Collected data
★ ★ ★ ★
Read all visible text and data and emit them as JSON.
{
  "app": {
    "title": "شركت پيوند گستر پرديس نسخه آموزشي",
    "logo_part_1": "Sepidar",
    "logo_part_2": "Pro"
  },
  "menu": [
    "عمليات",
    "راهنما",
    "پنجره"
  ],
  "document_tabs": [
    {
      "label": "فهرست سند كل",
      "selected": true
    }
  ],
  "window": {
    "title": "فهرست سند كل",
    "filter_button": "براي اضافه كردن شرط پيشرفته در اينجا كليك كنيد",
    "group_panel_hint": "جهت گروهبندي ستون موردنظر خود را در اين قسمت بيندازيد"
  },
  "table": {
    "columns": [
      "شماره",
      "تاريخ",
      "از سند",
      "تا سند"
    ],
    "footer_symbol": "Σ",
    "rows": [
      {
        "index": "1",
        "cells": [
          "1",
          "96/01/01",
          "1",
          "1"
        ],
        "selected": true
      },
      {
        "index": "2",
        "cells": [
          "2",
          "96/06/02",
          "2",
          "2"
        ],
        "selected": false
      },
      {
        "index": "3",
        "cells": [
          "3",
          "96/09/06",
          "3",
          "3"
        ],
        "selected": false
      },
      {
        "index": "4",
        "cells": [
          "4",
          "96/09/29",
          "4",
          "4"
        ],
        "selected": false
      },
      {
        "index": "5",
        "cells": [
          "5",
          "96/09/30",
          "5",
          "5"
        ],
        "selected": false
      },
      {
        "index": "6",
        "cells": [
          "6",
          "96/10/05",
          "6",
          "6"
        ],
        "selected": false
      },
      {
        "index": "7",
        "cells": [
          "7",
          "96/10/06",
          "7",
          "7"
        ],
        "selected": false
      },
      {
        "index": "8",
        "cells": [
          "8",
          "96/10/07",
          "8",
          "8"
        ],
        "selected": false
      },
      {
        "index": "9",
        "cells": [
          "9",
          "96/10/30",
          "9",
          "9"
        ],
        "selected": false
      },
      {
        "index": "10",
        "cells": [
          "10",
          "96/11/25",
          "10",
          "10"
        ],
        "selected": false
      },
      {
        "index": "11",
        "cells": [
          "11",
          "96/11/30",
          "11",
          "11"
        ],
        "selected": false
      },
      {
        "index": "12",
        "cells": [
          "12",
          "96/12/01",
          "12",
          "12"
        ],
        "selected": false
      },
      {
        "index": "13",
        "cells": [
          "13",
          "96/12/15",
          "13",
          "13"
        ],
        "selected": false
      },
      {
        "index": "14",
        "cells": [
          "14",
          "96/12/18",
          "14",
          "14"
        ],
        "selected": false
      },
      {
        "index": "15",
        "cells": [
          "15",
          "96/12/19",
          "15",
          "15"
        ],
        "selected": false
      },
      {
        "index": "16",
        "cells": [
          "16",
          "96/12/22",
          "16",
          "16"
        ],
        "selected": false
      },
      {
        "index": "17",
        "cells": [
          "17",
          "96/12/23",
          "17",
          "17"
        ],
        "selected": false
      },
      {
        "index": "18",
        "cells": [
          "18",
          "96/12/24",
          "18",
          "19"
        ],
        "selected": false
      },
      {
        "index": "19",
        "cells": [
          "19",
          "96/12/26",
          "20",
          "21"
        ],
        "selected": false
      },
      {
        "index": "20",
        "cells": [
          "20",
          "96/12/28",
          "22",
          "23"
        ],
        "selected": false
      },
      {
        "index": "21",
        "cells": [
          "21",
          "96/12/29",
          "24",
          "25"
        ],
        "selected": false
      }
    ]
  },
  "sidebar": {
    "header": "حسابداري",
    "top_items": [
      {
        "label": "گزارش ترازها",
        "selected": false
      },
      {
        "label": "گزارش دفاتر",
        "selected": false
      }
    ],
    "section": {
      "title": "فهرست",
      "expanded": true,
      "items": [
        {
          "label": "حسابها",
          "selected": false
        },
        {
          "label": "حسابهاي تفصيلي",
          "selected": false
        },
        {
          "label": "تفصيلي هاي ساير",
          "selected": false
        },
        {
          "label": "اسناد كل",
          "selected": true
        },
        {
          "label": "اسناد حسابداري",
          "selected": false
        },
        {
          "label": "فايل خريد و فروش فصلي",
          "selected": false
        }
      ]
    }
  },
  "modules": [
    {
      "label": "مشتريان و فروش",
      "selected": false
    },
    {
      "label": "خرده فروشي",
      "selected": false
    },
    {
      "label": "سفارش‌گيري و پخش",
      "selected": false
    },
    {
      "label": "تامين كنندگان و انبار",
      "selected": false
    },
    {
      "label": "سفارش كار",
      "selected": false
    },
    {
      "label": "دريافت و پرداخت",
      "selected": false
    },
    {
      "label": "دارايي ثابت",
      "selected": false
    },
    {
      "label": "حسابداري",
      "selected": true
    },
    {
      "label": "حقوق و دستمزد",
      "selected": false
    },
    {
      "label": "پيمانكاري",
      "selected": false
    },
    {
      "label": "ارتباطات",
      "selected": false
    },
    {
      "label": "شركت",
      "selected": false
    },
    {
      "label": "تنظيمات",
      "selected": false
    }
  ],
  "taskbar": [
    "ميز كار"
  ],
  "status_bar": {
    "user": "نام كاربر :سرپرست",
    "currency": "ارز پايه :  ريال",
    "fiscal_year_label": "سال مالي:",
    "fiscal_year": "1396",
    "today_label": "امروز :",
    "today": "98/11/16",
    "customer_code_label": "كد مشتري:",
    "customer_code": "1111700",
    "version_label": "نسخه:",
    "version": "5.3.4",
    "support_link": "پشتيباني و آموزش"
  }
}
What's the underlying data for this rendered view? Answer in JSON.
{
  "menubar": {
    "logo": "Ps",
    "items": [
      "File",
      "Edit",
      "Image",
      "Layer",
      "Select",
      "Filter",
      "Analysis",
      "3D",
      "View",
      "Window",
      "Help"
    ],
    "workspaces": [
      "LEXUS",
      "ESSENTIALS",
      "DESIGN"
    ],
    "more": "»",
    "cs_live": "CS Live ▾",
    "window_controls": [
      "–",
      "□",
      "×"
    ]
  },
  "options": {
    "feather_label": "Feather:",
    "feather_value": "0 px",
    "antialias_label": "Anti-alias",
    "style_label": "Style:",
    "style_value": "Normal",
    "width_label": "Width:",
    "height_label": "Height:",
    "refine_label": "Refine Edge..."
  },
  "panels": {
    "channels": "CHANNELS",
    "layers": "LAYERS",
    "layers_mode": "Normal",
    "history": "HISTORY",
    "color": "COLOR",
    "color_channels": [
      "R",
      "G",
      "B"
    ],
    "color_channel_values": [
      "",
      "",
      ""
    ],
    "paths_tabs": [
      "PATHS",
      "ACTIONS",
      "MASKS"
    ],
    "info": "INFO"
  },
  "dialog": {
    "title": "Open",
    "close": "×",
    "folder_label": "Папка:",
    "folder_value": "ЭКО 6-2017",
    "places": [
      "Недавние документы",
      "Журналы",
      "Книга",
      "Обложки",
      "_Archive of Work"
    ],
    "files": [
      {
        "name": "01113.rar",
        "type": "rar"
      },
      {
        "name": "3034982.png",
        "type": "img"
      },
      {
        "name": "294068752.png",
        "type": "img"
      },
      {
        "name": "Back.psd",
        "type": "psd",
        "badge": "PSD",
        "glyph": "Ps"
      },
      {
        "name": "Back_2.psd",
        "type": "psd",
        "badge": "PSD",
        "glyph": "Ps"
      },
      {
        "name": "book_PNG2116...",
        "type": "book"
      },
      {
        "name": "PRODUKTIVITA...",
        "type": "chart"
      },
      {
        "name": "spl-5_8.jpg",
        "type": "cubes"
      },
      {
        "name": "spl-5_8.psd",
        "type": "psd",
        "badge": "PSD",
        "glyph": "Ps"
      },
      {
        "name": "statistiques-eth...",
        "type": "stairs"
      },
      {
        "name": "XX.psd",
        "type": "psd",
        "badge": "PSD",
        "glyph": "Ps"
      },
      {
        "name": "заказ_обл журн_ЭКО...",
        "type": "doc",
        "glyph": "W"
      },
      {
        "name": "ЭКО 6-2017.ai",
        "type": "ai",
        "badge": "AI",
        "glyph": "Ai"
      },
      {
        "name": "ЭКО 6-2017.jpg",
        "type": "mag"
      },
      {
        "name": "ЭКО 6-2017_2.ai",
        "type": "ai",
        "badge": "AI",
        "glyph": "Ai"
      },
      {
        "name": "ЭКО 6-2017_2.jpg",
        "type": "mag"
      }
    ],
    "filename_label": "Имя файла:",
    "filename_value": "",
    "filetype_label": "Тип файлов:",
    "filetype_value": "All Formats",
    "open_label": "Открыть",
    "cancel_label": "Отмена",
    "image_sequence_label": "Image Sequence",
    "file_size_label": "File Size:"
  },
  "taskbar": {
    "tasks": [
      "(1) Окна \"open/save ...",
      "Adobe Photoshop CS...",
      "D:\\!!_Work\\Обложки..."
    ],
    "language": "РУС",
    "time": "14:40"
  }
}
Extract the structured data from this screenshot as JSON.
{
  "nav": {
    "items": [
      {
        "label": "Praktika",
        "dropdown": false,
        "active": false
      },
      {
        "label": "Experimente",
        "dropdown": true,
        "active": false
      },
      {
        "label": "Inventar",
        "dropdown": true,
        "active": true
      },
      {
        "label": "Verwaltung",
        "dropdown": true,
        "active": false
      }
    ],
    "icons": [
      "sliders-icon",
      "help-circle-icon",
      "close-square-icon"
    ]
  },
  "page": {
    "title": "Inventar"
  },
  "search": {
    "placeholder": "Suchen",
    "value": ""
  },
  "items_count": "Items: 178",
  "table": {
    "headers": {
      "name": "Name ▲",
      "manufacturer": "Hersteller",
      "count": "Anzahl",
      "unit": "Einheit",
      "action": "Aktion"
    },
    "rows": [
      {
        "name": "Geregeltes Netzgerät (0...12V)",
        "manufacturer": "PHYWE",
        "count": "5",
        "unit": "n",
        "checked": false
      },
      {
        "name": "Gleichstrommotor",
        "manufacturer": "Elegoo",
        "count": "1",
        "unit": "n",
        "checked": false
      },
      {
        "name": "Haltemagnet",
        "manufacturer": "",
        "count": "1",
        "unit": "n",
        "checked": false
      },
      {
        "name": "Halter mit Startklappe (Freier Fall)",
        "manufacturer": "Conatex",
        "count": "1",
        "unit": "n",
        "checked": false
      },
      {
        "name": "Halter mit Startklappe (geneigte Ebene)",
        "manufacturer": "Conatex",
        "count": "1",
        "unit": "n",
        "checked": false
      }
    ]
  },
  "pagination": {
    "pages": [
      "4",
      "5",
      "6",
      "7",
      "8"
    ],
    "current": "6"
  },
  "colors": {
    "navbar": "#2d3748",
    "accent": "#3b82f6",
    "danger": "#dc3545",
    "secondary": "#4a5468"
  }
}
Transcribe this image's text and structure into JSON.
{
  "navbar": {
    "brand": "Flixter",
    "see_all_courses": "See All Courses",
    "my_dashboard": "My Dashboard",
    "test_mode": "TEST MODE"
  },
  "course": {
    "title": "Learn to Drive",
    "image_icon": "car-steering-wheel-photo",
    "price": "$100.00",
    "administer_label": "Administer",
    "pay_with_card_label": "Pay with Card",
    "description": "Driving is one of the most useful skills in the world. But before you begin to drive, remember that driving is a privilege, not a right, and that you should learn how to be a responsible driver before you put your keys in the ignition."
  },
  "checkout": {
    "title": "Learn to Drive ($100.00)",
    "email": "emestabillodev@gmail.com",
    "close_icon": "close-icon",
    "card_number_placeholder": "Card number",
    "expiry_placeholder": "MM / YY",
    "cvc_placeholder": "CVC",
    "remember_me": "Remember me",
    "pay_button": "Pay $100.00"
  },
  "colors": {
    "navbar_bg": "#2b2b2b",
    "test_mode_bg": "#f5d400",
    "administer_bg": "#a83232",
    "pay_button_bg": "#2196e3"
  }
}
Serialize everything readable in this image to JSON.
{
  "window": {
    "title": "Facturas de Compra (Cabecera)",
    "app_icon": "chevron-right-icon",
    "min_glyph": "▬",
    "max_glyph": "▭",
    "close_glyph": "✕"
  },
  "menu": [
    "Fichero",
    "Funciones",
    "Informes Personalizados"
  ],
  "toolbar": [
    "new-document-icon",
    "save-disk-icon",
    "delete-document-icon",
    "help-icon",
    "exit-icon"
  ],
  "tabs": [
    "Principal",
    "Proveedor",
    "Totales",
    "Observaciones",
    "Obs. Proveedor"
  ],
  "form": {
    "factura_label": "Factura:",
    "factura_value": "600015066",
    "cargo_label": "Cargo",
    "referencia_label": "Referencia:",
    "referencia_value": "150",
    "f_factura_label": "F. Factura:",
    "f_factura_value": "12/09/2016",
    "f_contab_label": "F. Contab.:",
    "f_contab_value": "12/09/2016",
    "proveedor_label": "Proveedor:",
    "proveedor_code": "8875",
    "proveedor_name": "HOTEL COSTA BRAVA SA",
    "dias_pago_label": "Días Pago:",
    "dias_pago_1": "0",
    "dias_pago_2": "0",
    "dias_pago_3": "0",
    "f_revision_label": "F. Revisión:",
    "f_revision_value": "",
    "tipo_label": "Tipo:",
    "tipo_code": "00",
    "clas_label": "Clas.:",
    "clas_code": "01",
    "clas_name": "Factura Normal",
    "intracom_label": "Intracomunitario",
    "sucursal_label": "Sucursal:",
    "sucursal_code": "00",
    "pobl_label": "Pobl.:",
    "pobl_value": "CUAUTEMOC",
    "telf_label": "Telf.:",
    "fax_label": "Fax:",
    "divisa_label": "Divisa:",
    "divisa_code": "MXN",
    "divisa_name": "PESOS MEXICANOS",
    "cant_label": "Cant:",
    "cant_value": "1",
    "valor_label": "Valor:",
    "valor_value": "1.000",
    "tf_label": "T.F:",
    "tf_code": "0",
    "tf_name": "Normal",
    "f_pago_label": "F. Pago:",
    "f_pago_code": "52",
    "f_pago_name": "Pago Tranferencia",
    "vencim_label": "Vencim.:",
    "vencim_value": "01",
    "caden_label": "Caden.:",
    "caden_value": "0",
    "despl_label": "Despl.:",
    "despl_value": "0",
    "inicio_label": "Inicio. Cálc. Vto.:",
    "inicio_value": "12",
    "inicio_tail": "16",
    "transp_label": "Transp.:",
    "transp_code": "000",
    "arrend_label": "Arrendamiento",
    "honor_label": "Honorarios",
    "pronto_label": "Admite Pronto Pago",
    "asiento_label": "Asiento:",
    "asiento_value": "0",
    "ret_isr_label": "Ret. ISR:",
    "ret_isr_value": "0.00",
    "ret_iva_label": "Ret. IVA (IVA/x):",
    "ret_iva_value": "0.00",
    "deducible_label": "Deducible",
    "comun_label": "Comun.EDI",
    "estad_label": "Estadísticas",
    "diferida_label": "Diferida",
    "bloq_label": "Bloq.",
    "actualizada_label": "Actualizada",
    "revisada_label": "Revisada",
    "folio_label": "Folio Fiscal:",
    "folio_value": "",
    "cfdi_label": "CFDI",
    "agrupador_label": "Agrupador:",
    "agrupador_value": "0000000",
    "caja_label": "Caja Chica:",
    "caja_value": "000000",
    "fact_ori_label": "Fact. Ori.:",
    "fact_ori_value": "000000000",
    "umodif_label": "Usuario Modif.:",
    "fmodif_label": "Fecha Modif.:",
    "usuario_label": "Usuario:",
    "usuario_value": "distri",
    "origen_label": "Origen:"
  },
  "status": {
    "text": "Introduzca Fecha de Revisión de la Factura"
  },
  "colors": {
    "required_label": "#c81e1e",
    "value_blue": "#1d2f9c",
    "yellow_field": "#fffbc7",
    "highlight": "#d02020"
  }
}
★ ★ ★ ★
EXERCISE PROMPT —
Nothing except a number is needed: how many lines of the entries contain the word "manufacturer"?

SOLUTION FOR THIS PROBLEM —
6